During a meditation exercise in one of our birthing classes in downtown New Haven, our instructor told the expectant mothers to imagine that our babies were communicating with us through the umbilical cord, a “silver line” she called it. Despite the ambient music, the darkened room, and the deep breathing… I laughed. The idea of my unborn baby talking to me through a silver cord gave me the image of her sitting in my belly with a can in one hand, like the cooks in the Progresso soup commercials, waiting for me to pick up the can at the other end of the line so that she could deliver a message to me.
“Mommy, I’d like another milkshake please.”
“If we must, dear.”
Once I started chuckling, my husband did too. We were the jerks in the room that night, the ones who ruined an otherwise peaceful moment.
Now that I’m the awestruck mother of an incredibly adorable four month old, that idea of a special mother-daughter communication line doesn’t seem so funny.

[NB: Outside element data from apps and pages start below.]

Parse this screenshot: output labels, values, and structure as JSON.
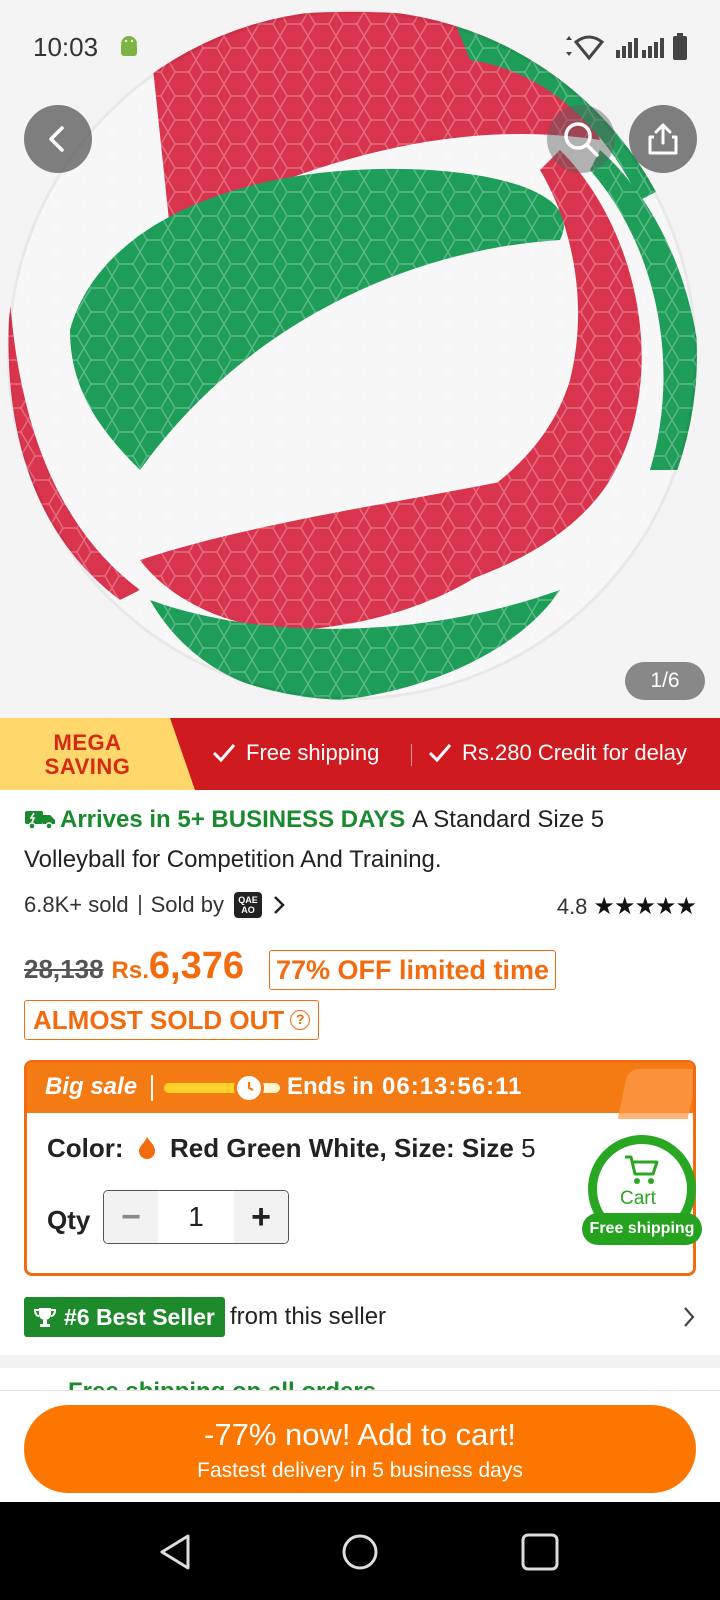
{
  "status_bar": {
    "time": "10:03"
  },
  "gallery": {
    "counter": "1/6"
  },
  "promo": {
    "mega_line1": "MEGA",
    "mega_line2": "SAVING",
    "item1": "Free shipping",
    "item2": "Rs.280 Credit for delay"
  },
  "product": {
    "arrives": "Arrives in 5+ BUSINESS DAYS",
    "title": "A Standard Size 5 Volleyball for Competition And Training.",
    "sold_count": "6.8K+ sold",
    "sold_by_label": "Sold by",
    "seller_logo_text": "QAE AO",
    "rating": "4.8",
    "rating_stars": 4.8,
    "stars_glyph": "★★★★★",
    "old_price": "28,138",
    "currency": "Rs.",
    "price": "6,376",
    "discount_badge": "77% OFF limited time",
    "stock_badge": "ALMOST SOLD OUT"
  },
  "sale": {
    "label": "Big sale",
    "progress": 0.8,
    "ends_label": "Ends in",
    "countdown": "06:13:56:11",
    "color_label": "Color:",
    "color_value": "Red Green White,",
    "size_label": "Size: Size",
    "size_value": "5",
    "qty_label": "Qty",
    "qty_value": "1",
    "minus": "−",
    "plus": "+"
  },
  "cart": {
    "label": "Cart",
    "pill": "Free shipping"
  },
  "best_seller": {
    "badge": "#6 Best Seller",
    "suffix": "from this seller"
  },
  "peek_row": "Free shipping on all orders",
  "cta": {
    "main": "-77% now! Add to cart!",
    "sub": "Fastest delivery in 5 business days"
  },
  "colors": {
    "accent_orange": "#fb7701",
    "promo_red": "#cf1a1f",
    "success_green": "#1d8a2b",
    "ball_green": "#1f9e5a",
    "ball_red": "#d8344e"
  },
  "icons": [
    "android-icon",
    "wifi-icon",
    "signal-icon",
    "battery-icon",
    "back-arrow-icon",
    "search-icon",
    "share-icon",
    "check-icon",
    "truck-icon",
    "chevron-right-icon",
    "star-icon",
    "question-icon",
    "clock-icon",
    "flame-icon",
    "cart-icon",
    "trophy-icon",
    "nav-back-icon",
    "nav-home-icon",
    "nav-recents-icon"
  ]
}
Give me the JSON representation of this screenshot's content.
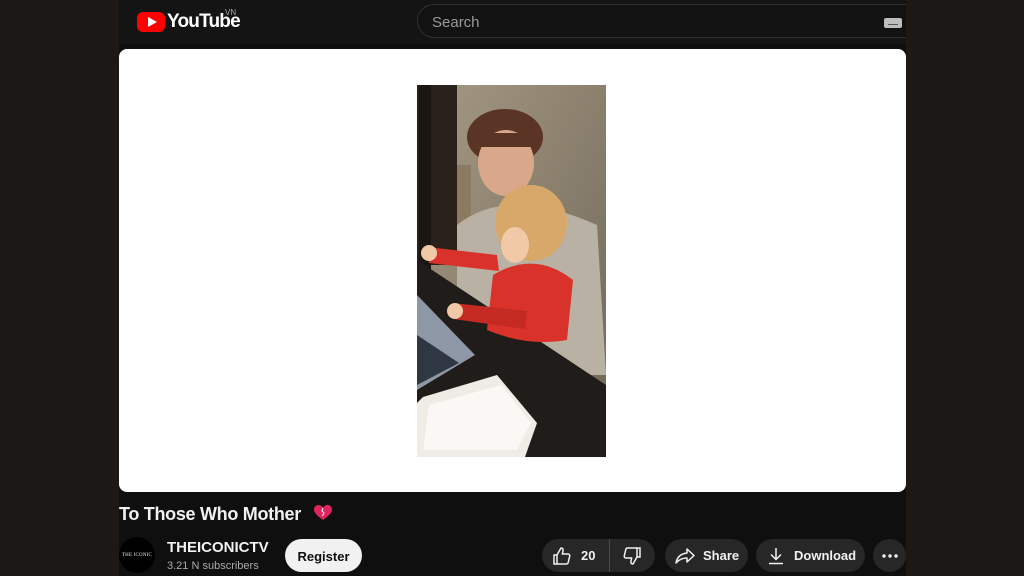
{
  "header": {
    "logo_text": "YouTube",
    "region_code": "VN",
    "search_placeholder": "Search"
  },
  "video": {
    "title": "To Those Who Mother",
    "thumbnail_icons": [
      "heart-icon"
    ]
  },
  "channel": {
    "name": "THEICONICTV",
    "avatar_text": "THE ICONIC",
    "subscribers": "3.21 N subscribers",
    "register_label": "Register"
  },
  "actions": {
    "like_count": "20",
    "share_label": "Share",
    "download_label": "Download"
  },
  "colors": {
    "brand_red": "#ff0000",
    "page_bg": "#0f0f0f",
    "pill_bg": "#272727",
    "register_bg": "#f1f1f1",
    "heart": "#e0245e"
  }
}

I’ll admit that it’s taken me awhile to see my daughter as her own person and not just an extension of myself. And, in fact, I’m still working on it. Before she made her debut in this world we had already gotten to know each other pretty well. I knew what times of day made her restless. I knew when she had the hiccups. I could feel her jump when a loud noise scared her. I protected my belly from the cold, from strangers, and from discomfort. And once she was born, she was mine. All mine. I guess she was my husband’s too, but whatever.
In those first few weeks, Loreli and I spent just about every minute together. She was always with me, just like before, only now she was in my arms. I could gaze into those baby blues and soak up her gummy smiles. I had total control over her environment. Too hot? How about a little AC? A dirty diaper? No problem. Hungry? I’m your woman. You get the picture. Yes, the summer was tiring, but it was also filled with the most amazing moments of my life.
But now it’s autumn. Now I don’t have nearly as many of those moments. I’m not in control of her life like I used to be. I’m forced to have faith in others for her safety, for her comfort, for her happiness. I’m forced to see her as her own person, and, if there’s anything positive for me about this whole daycare experience, it’s the realization that my independent little four month old and I will always share a bond that is inseparable, no matter how many miles are in between us.
It may not be as shiny as a silver line, but that’s okay… Thanks to our little one, I’ve got more than enough light in my life.